Who are the sources who wrote this article ?

Published Date: June 16, 2020
Published By: Deepak Sudheendra, MD, RPVI, FSIR, Director of DVT & Complex Venous Disease Program, Assistant Professor of Interventional Radiology & Surgery at the University of Pennsylvania Perelman School of Medicine, with an expertise in Vascular Interventional Radiology & Surgical Critical Care, Philadelphia, PA. Review provided by VeriMed Healthcare Network. Also reviewed by David Zieve, MD, MHA, Medical Director, Brenda Conaway, Editorial Director, and the A.D.A.M. Editorial team.
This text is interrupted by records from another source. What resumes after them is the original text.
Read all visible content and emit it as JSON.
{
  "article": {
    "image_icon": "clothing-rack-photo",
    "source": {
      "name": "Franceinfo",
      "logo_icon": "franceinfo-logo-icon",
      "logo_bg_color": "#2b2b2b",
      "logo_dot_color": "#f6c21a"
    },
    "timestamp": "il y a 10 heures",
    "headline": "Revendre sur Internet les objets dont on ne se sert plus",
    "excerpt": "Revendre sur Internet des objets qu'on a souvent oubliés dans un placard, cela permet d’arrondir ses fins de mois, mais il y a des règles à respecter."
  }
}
What are the references for this article ?

Braverman AC, Schermerhorn M. Diseases of the aorta. In: Zipes DP, Libby P, Bonow RO, Mann, DL, Tomaselli GF, Braunwald E, eds. Braunwald's Heart Disease: A Textbook of Cardiovascular Medicine. 11th ed. Philadelphia, PA: Elsevier; 2019:chap 63.

Conrad MF, Cambria RP. Aortic dissection: epidemiology, pathophysiology, clinical presentation, and medical and surgical management. In: Sidawy AN, Perler BA, eds. Rutherford's Vascular Surgery and Endovascular Therapy. 9th ed. Philadelphia, PA: Elsevier; 2019:chap 81.

Lederle FA. Diseases of the aorta. In: Goldman L, Schafer AI, eds. Goldman-Cecil Medicine. 26th ed. Philadelphia, PA: Elsevier; 2020:chap 69.